Maintain routine as much as possible
“Sometimes when we begin to feel exceptionally fatigued, we may begin to slip out of our normal everyday activities and begin to sleep more (though there may be an experience of restlessness at night),” says Dr. Machin. “For example, we may also notice ourselves isolating more and feeling more down and overwhelmed about everything.” Instead of giving in to those feelings and sleeping more or spending more time on the couch, she recommends making a conscious effort to keep a regular schedule. “This will keep you engaged with the world, family, friends, and co-workers, as well as optimize your exposure to whatever natural light does occur during the day, and engaged with.” This forced schedule, Dr. Machin explains, will encourage individuals to stay involved so there is a reduced likelihood of experiencing severe symptoms of SAD.
Talk to a mental health professional about treatment
People who have SAD may opt to take an antidepressant after consulting with a mental health professional, says Paulette Kouffman Sherman, psychologist and author of The Book of Sacred Baths.
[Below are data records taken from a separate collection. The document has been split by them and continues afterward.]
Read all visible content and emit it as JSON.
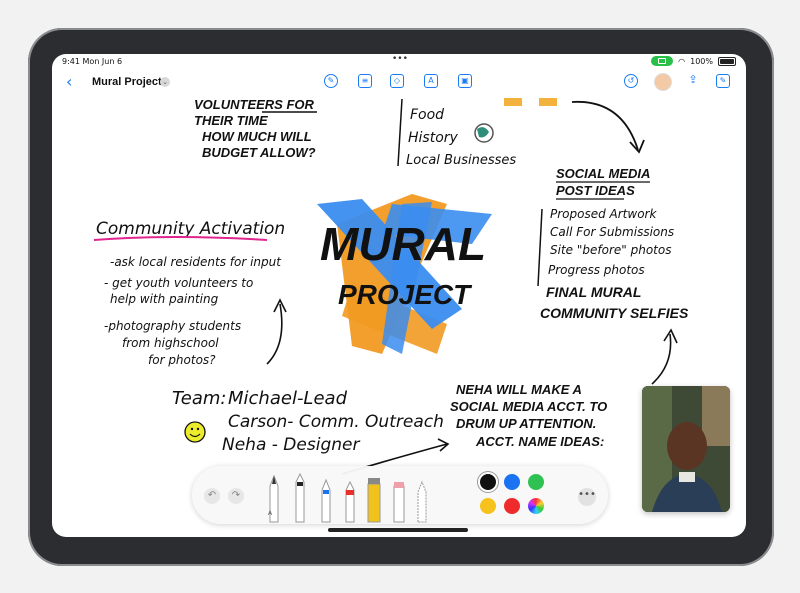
{
  "status_bar": {
    "time": "9:41",
    "date": "Mon Jun 6",
    "battery": "100%"
  },
  "toolbar": {
    "title": "Mural Project",
    "back_glyph": "‹",
    "chevron_glyph": "⌄",
    "more_dots": "•••"
  },
  "notes": {
    "volunteers": [
      "VOLUNTEERS FOR",
      "THEIR TIME",
      "HOW MUCH WILL",
      "BUDGET ALLOW?"
    ],
    "list_top": [
      "Food",
      "History",
      "Local Businesses"
    ],
    "community_heading": "Community Activation",
    "community_items": [
      "-ask local residents for input",
      "- get youth volunteers to",
      "help with painting",
      "-photography students",
      "from highschool",
      "for photos?"
    ],
    "mural_title": [
      "MURAL",
      "PROJECT"
    ],
    "social_heading": [
      "SOCIAL MEDIA",
      "POST IDEAS"
    ],
    "social_items": [
      "Proposed Artwork",
      "Call For Submissions",
      "Site \"before\" photos",
      "Progress photos"
    ],
    "social_bold": [
      "FINAL MURAL",
      "COMMUNITY SELFIES"
    ],
    "team_heading": "Team:",
    "team_items": [
      "Michael-Lead",
      "Carson- Comm. Outreach",
      "Neha - Designer"
    ],
    "neha_note": [
      "NEHA WILL MAKE A",
      "SOCIAL MEDIA ACCT. TO",
      "DRUM UP ATTENTION.",
      "ACCT. NAME IDEAS:"
    ]
  },
  "palette": {
    "undo_glyph": "↶",
    "redo_glyph": "↷",
    "more_glyph": "•••",
    "tool_label": "A",
    "colors": [
      "#111111",
      "#1a73f0",
      "#2fc252",
      "#f6c21c",
      "#ef2b2b"
    ]
  },
  "colors": {
    "accent": "#1a7cf5",
    "highlight": "#e0258f",
    "mural_blue": "#3a8df0",
    "mural_orange": "#f29a22"
  }
}
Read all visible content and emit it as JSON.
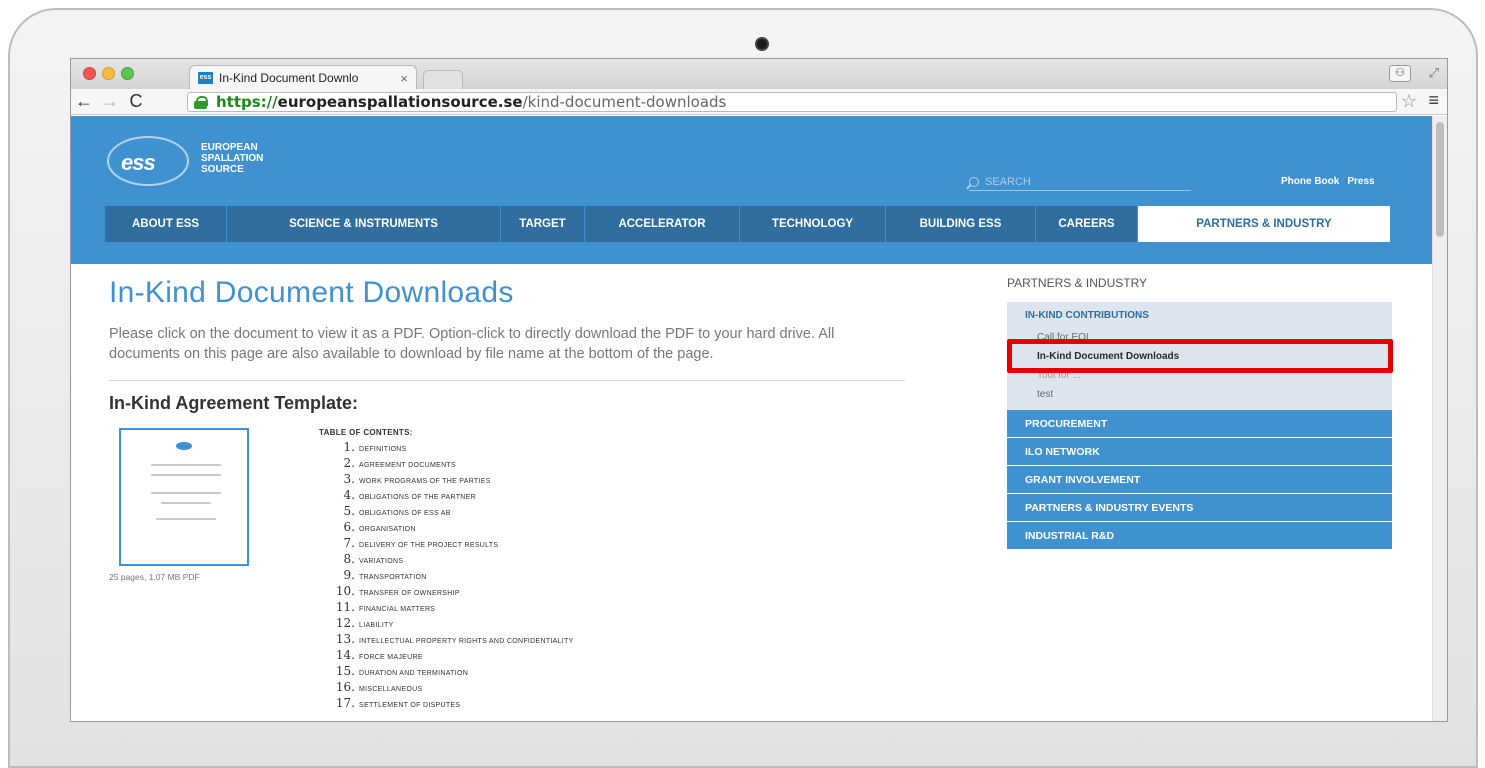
{
  "browser": {
    "tab_title": "In-Kind Document Downlo",
    "tab_close": "×",
    "url_scheme": "https://",
    "url_host": "europeanspallationsource.se",
    "url_path": "/kind-document-downloads",
    "back": "←",
    "forward": "→",
    "reload": "C",
    "star": "☆",
    "menu": "≡",
    "user": "⚇",
    "resize": "⤢"
  },
  "site": {
    "logo_mark": "ess",
    "logo_lines": [
      "EUROPEAN",
      "SPALLATION",
      "SOURCE"
    ],
    "search_placeholder": "SEARCH",
    "utility_links": [
      "Phone Book",
      "Press"
    ],
    "nav": [
      "ABOUT ESS",
      "SCIENCE & INSTRUMENTS",
      "TARGET",
      "ACCELERATOR",
      "TECHNOLOGY",
      "BUILDING ESS",
      "CAREERS",
      "PARTNERS & INDUSTRY"
    ],
    "nav_active": "PARTNERS & INDUSTRY"
  },
  "main": {
    "title": "In-Kind Document Downloads",
    "intro": "Please click on the document to view it as a PDF. Option-click to directly download the PDF to your hard drive. All documents on this page are also available to download by file name at the bottom of the page.",
    "section_title": "In-Kind Agreement Template:",
    "doc_caption": "25 pages, 1.07 MB PDF",
    "toc_heading": "TABLE OF CONTENTS:",
    "toc": [
      {
        "num": "1.",
        "label": "DEFINITIONS"
      },
      {
        "num": "2.",
        "label": "AGREEMENT DOCUMENTS"
      },
      {
        "num": "3.",
        "label": "WORK PROGRAMS OF THE PARTIES"
      },
      {
        "num": "4.",
        "label": "OBLIGATIONS OF THE PARTNER"
      },
      {
        "num": "5.",
        "label": "OBLIGATIONS OF ESS AB"
      },
      {
        "num": "6.",
        "label": "ORGANISATION"
      },
      {
        "num": "7.",
        "label": "DELIVERY OF THE PROJECT RESULTS"
      },
      {
        "num": "8.",
        "label": "VARIATIONS"
      },
      {
        "num": "9.",
        "label": "TRANSPORTATION"
      },
      {
        "num": "10.",
        "label": "TRANSFER OF OWNERSHIP"
      },
      {
        "num": "11.",
        "label": "FINANCIAL MATTERS"
      },
      {
        "num": "12.",
        "label": "LIABILITY"
      },
      {
        "num": "13.",
        "label": "INTELLECTUAL PROPERTY RIGHTS AND CONFIDENTIALITY"
      },
      {
        "num": "14.",
        "label": "FORCE MAJEURE"
      },
      {
        "num": "15.",
        "label": "DURATION AND TERMINATION"
      },
      {
        "num": "16.",
        "label": "MISCELLANEOUS"
      },
      {
        "num": "17.",
        "label": "SETTLEMENT OF DISPUTES"
      }
    ]
  },
  "sidebar": {
    "heading": "PARTNERS & INDUSTRY",
    "group_title": "IN-KIND CONTRIBUTIONS",
    "sub_items": [
      "Call for EOI",
      "In-Kind Document Downloads",
      "Tool for ...",
      "test"
    ],
    "items": [
      "PROCUREMENT",
      "ILO NETWORK",
      "GRANT INVOLVEMENT",
      "PARTNERS & INDUSTRY EVENTS",
      "INDUSTRIAL R&D"
    ]
  },
  "colors": {
    "brand_blue": "#3f91cf",
    "nav_dark": "#2f6e9e",
    "highlight_red": "#e60000"
  }
}
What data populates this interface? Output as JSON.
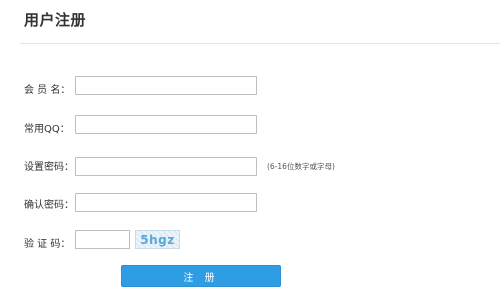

These medications, work to balance the chemicals in your brain that affect your mood and emotions. “Taking medication should be nothing to feel ashamed or badly about as we need to keep in mind that identifying that we need help and seeking it out is what takes courage,” says Dr. Machin. “If you are not sure if this is an appropriate way to combat symptoms of SAD, make an appointment with her primary care physician who can assist you and give you insights about this option and whether or not it would be a good fit for your situation.” Next, learn the things psychologists wish you knew about SAD.
- National Institutes of Mental Health: Seasonal Affective Disorder
- Ariane Machin, PhD, clinical psychologist and co-founder of the Conscious Coaching Collective
- Aimee Bernstein, psychotherapist, mindfulness-in-action teacher, and author of Stress Less, Achieve More
- Ryan Engelstad, a therapist based in Princeton, New Jersey
- Paulette Kouffman Sherman, PsyD, psychologist and author of The Book of Sacred Baths